▸ **Work instruction**:
Retype the line with "Read all visible content and emit it as JSON." exactly. Then retype every line after it through the end of the entries below, and nothing more, leaving out pictures.

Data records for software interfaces
== Segment start ==

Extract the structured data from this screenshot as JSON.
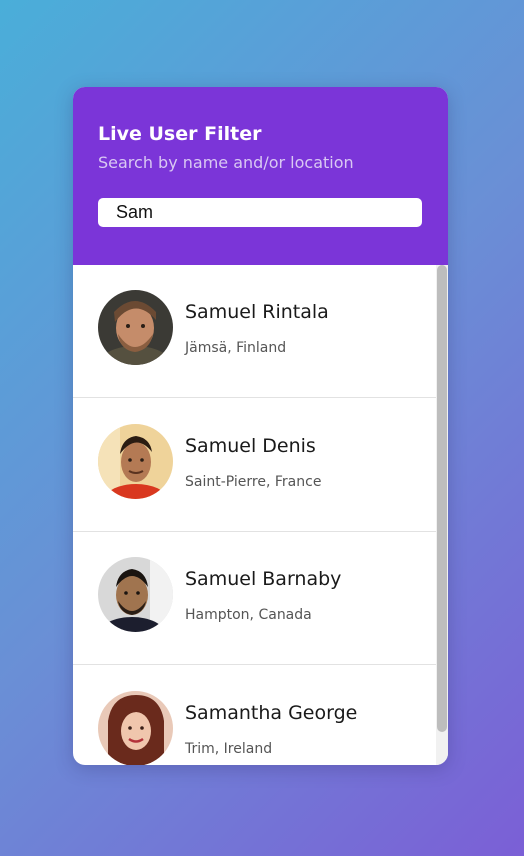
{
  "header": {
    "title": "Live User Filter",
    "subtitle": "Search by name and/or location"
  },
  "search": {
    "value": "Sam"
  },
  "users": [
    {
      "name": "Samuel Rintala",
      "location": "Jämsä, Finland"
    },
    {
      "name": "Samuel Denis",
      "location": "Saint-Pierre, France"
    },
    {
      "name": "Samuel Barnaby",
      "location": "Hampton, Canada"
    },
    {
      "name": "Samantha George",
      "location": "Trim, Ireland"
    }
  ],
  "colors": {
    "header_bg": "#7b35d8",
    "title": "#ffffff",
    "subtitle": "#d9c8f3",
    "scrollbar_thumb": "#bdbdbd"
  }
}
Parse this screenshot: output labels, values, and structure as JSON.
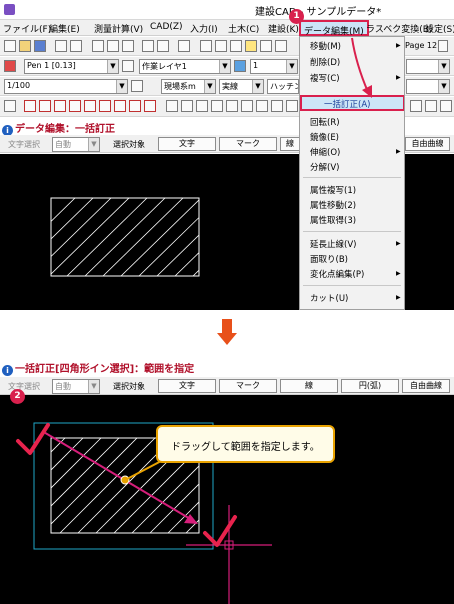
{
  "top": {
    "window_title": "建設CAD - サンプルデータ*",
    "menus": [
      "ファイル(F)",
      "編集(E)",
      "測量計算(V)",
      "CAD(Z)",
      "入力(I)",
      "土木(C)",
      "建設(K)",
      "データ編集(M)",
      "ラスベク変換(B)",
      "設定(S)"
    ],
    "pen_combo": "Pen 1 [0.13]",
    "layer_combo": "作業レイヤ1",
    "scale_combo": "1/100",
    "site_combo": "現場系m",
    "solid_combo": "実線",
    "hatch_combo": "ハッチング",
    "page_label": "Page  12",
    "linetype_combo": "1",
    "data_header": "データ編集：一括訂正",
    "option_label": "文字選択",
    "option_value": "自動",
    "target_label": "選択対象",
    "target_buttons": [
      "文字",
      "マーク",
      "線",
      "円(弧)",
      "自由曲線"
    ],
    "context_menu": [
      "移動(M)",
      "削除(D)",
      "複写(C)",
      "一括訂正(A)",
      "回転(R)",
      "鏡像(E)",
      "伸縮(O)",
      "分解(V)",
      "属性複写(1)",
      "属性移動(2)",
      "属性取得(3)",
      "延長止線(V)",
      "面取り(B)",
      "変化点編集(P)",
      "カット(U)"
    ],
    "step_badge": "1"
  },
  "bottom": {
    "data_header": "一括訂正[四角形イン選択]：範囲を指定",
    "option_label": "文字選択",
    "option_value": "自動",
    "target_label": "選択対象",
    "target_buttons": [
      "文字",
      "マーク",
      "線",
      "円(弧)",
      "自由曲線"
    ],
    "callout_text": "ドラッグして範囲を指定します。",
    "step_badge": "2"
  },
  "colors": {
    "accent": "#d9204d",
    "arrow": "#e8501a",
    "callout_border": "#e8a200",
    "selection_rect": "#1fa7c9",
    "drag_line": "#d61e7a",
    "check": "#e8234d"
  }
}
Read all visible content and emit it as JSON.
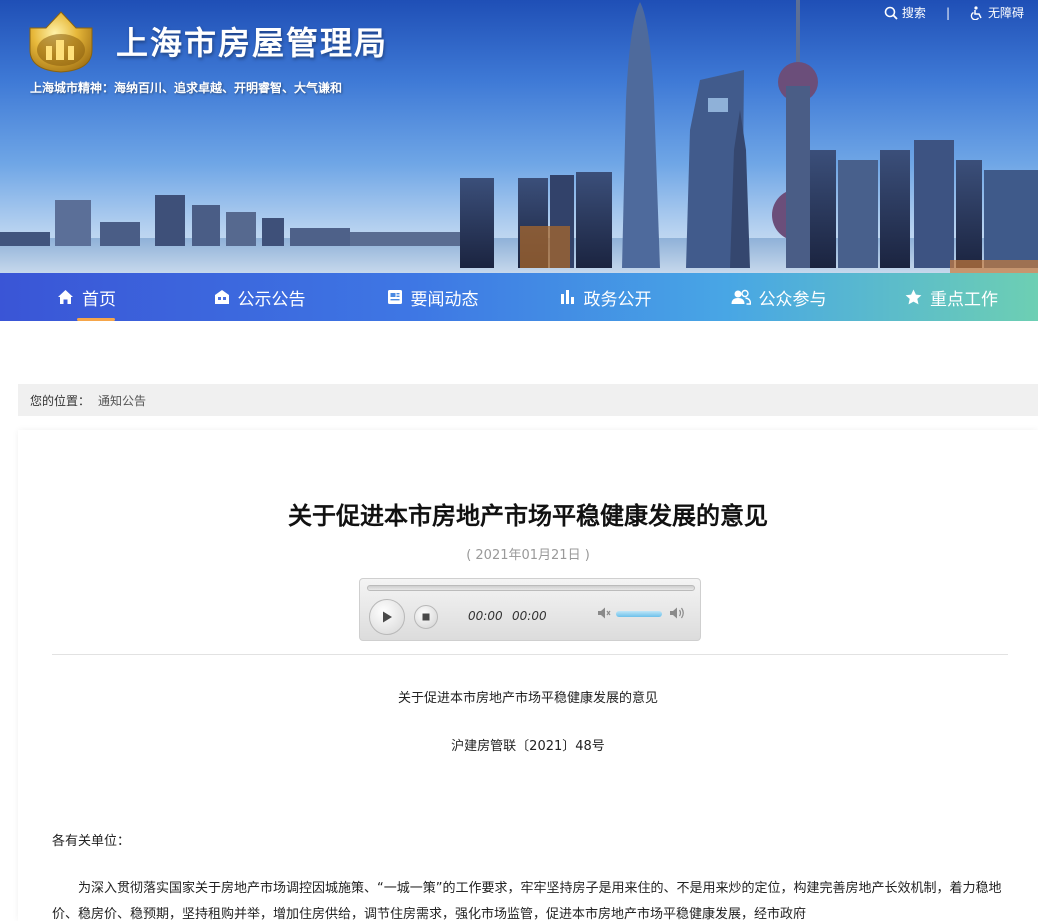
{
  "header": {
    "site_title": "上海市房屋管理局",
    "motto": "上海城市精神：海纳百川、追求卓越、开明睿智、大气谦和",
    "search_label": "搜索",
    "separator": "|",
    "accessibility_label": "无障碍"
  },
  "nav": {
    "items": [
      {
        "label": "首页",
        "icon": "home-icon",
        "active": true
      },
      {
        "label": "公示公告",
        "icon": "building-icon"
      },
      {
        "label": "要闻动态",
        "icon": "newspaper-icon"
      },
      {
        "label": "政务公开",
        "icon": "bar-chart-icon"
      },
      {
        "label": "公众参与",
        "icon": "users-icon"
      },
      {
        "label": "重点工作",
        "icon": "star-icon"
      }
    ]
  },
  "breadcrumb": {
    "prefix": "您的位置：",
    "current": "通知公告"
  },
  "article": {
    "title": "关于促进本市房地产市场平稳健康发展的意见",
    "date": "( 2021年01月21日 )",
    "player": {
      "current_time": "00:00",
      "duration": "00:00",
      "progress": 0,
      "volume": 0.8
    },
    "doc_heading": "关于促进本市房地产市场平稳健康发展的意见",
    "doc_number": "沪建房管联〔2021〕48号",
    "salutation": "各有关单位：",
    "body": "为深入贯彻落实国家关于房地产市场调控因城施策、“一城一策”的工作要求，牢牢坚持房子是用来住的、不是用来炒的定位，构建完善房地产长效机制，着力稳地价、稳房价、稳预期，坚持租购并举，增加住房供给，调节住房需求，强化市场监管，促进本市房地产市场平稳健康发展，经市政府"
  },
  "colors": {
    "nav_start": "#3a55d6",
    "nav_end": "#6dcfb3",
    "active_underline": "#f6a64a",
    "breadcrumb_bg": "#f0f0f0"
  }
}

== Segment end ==

▸ **Response to this task**:
Read all visible content and emit it as JSON.
{
  "header": {
    "site_title": "上海市房屋管理局",
    "motto": "上海城市精神：海纳百川、追求卓越、开明睿智、大气谦和",
    "search_label": "搜索",
    "separator": "|",
    "accessibility_label": "无障碍"
  },
  "nav": {
    "items": [
      {
        "label": "首页",
        "icon": "home-icon",
        "active": true
      },
      {
        "label": "公示公告",
        "icon": "building-icon"
      },
      {
        "label": "要闻动态",
        "icon": "newspaper-icon"
      },
      {
        "label": "政务公开",
        "icon": "bar-chart-icon"
      },
      {
        "label": "公众参与",
        "icon": "users-icon"
      },
      {
        "label": "重点工作",
        "icon": "star-icon"
      }
    ]
  },
  "breadcrumb": {
    "prefix": "您的位置：",
    "current": "通知公告"
  },
  "article": {
    "title": "关于促进本市房地产市场平稳健康发展的意见",
    "date": "( 2021年01月21日 )",
    "player": {
      "current_time": "00:00",
      "duration": "00:00",
      "progress": 0,
      "volume": 0.8
    },
    "doc_heading": "关于促进本市房地产市场平稳健康发展的意见",
    "doc_number": "沪建房管联〔2021〕48号",
    "salutation": "各有关单位：",
    "body": "为深入贯彻落实国家关于房地产市场调控因城施策、“一城一策”的工作要求，牢牢坚持房子是用来住的、不是用来炒的定位，构建完善房地产长效机制，着力稳地价、稳房价、稳预期，坚持租购并举，增加住房供给，调节住房需求，强化市场监管，促进本市房地产市场平稳健康发展，经市政府"
  },
  "colors": {
    "nav_start": "#3a55d6",
    "nav_end": "#6dcfb3",
    "active_underline": "#f6a64a",
    "breadcrumb_bg": "#f0f0f0"
  }
}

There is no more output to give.